** DATA FOR THE TASK follows **

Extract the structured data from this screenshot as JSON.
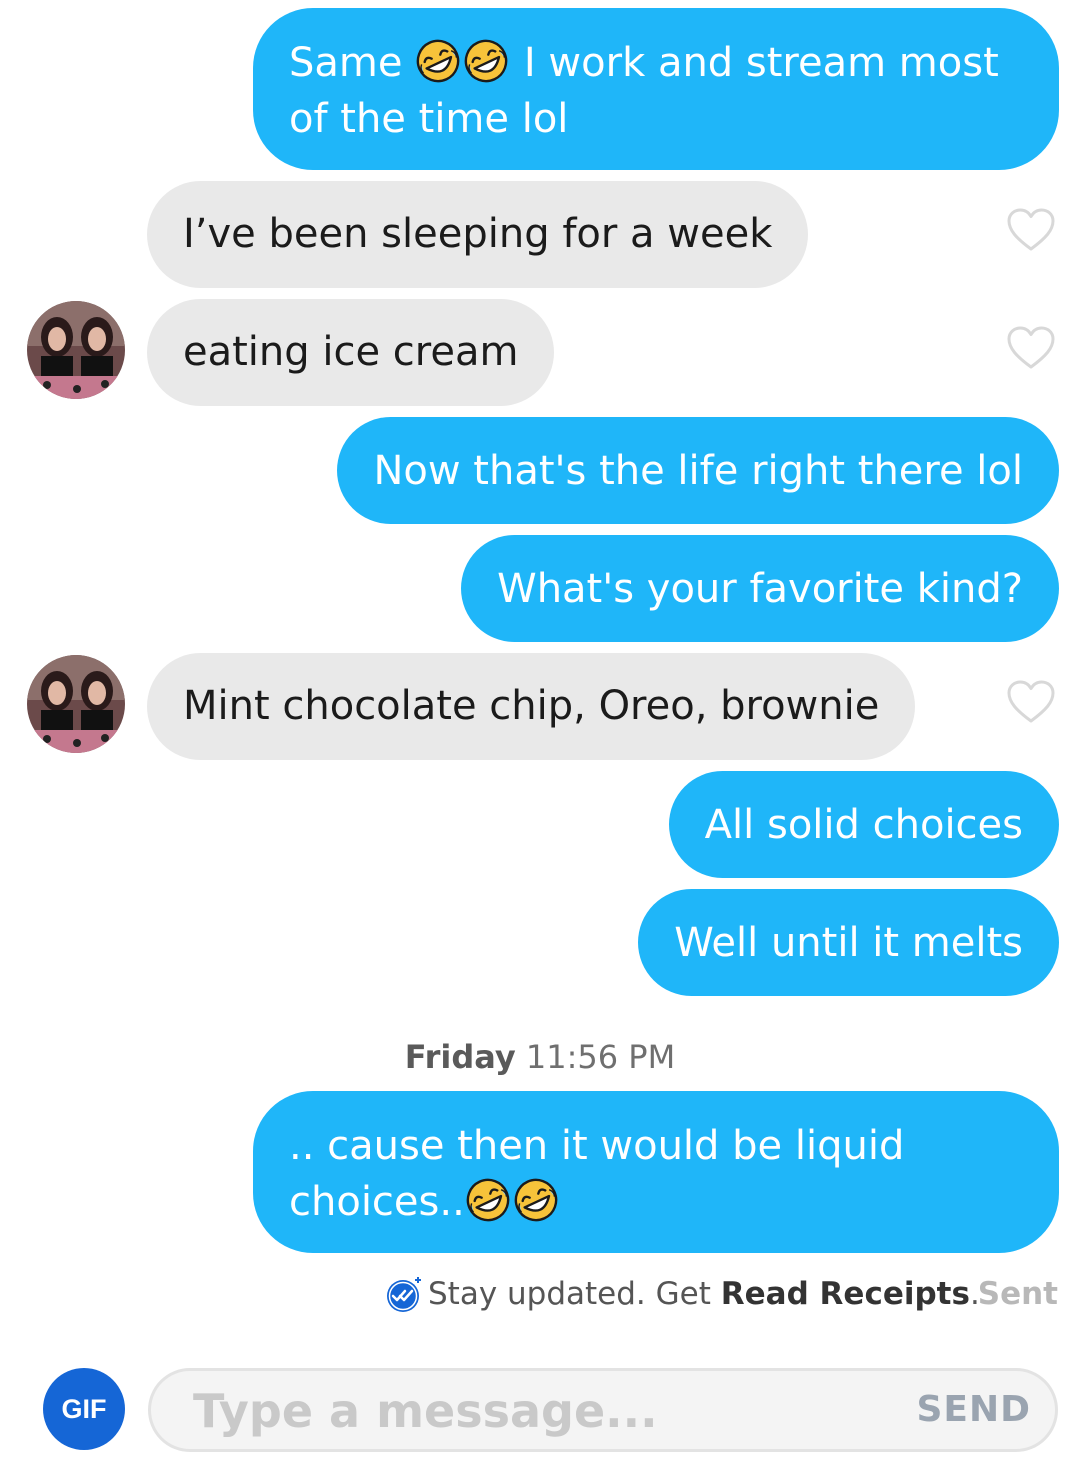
{
  "colors": {
    "outgoing_bubble": "#1fb6f9",
    "incoming_bubble": "#e9e9e9",
    "gif_button": "#1566d6",
    "receipt_check": "#1566d6"
  },
  "messages": [
    {
      "direction": "out",
      "text_a": "Same ",
      "emoji_a": "rolling-on-floor-laughing x2",
      "text_b": " I work and stream most of the time lol"
    },
    {
      "direction": "in",
      "text": "I’ve been sleeping for a week"
    },
    {
      "direction": "in",
      "text": "eating ice cream"
    },
    {
      "direction": "out",
      "text": "Now that's the life right there lol"
    },
    {
      "direction": "out",
      "text": "What's your favorite kind?"
    },
    {
      "direction": "in",
      "text": "Mint chocolate chip, Oreo, brownie"
    },
    {
      "direction": "out",
      "text": "All solid choices"
    },
    {
      "direction": "out",
      "text": "Well until it melts"
    },
    {
      "direction": "out",
      "text_a": ".. cause then it would be liquid choices..",
      "emoji_a": "rolling-on-floor-laughing x2"
    }
  ],
  "timestamp": {
    "day": "Friday",
    "time": " 11:56 PM"
  },
  "receipt": {
    "prefix": "Stay updated. Get ",
    "link": "Read Receipts",
    "suffix": ".",
    "status": "Sent"
  },
  "composer": {
    "gif_label": "GIF",
    "placeholder": "Type a message...",
    "send_label": "SEND"
  },
  "icons": {
    "like": "heart-outline-icon",
    "emoji": "rolling-on-floor-laughing-emoji",
    "receipt": "double-check-circle-icon"
  }
}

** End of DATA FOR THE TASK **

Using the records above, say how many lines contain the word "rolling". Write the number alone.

3